A study from Sweden compared bedwetting children with non-bedwetting children for self-esteem before and after treatment. Children with bedwetting had significantly lower self-esteem before treatment and boys had lower self-esteem than girls. However, after 6 months of treatment, the bedwetting children who had become dry had the same levels of self-esteem as the control group. The children who had become totally dry also had significantly better self-esteem at a 6-month follow-up compared to those who persisted in bedwetting. This study is direct evidence that self-esteem is improved with treatment. REF
Hägglöf B et.al. Eur Urol. 1998;33 Suppl 3:16-9. “Self-esteem in children with nocturnal enuresis and urinary incontinence: improvement of self-esteem after treatment.
Many physicians are reluctant to recommend treatment for bedwetting. Their reasoning is often that the issue is self-limiting since all children will eventually outgrow the condition. However, this is not true, or at least many bedwetters will no longer be children when this happens. Children who wet their beds every single night at seven years of age have a large probability of still struggling with the condition even as young adults. Children who only have a few episodes per week have a much larger change of outgrowing the condition sooner. The chart below, from a study of 20,000 children in Hong Kong, illustrates these findings.
From this graph, there is little to indicate that bedwetting will be a short-lived problem for children who wet their beds every night. These children should be offered treatment. Without treatment, these children are often missing out on social activities, such as sleepovers, school trips and camping with friends. They should not be told that they will soon outgrow the condition as this is probably false. Ask a seven-year-old bedwetter and his/her parent this question:”Would you rather we try to cure your bedwetting now, which usually takes 60 days using a bedwetting alarm or to have another 1800 days of bedwetting before it stops on its own.” (The average time to outgrow bedwetting at 15% resolution is about 5 years or 1800 days.)
A small bladder capacity contributes to bedwetting. The normal bladder capacity for children up to the age of 14 can be estimated by the formula age + 2 = volume in ounces. To get the volume in ml just multiply the result from this formula by 30. Thus, for a seven-year-old, the capacity is expected to be 7+2= 9 ounces = 270 ml. This result can be compared to the single largest amount of urine voided anytime by a child over a 2 day period. If the volume is <80% of the expected volume, the capacity is low.This may help explain wetting in some children. However, a recent article indicates that even a bladder of normal size can “act smaller” at night. The bladder capacity does not affect treatment with bedwetting alarms but this may have implications when using a medication called desmopressin. It may explain why some children respond poorly despite a reduction of urine production. REF

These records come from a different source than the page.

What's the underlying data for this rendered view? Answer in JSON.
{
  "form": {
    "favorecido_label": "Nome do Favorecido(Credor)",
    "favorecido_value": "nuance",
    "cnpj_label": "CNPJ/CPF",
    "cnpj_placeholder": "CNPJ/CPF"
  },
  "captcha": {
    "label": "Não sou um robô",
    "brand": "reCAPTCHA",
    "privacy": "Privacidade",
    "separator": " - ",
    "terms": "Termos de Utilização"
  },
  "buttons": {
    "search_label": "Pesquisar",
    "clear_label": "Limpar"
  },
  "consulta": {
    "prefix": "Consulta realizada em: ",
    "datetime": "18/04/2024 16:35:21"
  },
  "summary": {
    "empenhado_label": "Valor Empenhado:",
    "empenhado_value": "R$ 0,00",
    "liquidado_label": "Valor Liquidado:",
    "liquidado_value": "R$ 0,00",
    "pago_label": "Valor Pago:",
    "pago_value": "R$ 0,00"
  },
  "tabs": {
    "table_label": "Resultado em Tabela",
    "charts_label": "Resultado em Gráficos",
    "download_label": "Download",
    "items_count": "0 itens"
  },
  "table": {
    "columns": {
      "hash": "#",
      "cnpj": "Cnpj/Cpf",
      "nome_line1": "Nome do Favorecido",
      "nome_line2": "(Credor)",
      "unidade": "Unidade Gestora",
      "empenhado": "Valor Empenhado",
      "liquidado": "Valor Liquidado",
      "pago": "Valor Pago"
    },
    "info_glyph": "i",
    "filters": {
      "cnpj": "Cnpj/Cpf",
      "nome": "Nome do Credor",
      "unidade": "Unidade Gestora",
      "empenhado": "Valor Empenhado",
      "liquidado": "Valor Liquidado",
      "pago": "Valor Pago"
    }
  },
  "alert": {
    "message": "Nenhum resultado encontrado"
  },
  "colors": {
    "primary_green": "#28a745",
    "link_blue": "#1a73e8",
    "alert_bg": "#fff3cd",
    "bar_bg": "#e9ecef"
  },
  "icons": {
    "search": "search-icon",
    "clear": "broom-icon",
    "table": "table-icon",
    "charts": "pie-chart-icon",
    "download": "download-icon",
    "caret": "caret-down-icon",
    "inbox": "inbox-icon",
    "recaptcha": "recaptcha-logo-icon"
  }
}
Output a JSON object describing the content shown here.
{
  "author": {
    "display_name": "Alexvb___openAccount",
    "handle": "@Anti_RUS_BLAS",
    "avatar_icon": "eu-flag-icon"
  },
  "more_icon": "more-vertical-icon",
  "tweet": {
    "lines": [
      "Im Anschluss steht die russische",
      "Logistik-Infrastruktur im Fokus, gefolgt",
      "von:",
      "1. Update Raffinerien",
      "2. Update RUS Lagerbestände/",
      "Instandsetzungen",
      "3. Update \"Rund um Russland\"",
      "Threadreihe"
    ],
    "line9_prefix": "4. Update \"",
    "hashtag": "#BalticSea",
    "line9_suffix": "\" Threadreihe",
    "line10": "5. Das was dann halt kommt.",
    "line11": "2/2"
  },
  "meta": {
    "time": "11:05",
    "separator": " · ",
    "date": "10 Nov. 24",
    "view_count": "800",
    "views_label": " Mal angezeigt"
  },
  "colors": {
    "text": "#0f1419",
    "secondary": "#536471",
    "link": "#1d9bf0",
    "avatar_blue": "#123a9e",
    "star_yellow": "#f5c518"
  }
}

Borg et. al. J Pediatr Urol. 2017 Oct 27. pii: S1477-5131(17)30432-1. doi:10.1016/j.jpurol.2017.09.021.
There is an association between obstructive sleep disorder and bedwetting. The mechanism involved is complex but it has been suggested that sleep apnea can directly affect the amount of urine produced. Recently, a Canadian team of researchers conducted an analysis of the literature. A high portion,60%, of the patients treated with adenotonsillectomy (surgery to remove adenoids and tonsils) had an improvement in their bedwetting and about 50% were cured. This has not been confirmed in a controlled trial. The results are not transferable to the average child with bedwetting since this is a small group of children with a specific problem.However, this should be a consideration if a child has sleep apnea along with bedwetting. REF
Lehmann KJ et al. J Pediatr Urol. 2017 Sep 6. pii: S1477-5131(17)30309-1. doi:10.1016/j.jpurol.2017.07.016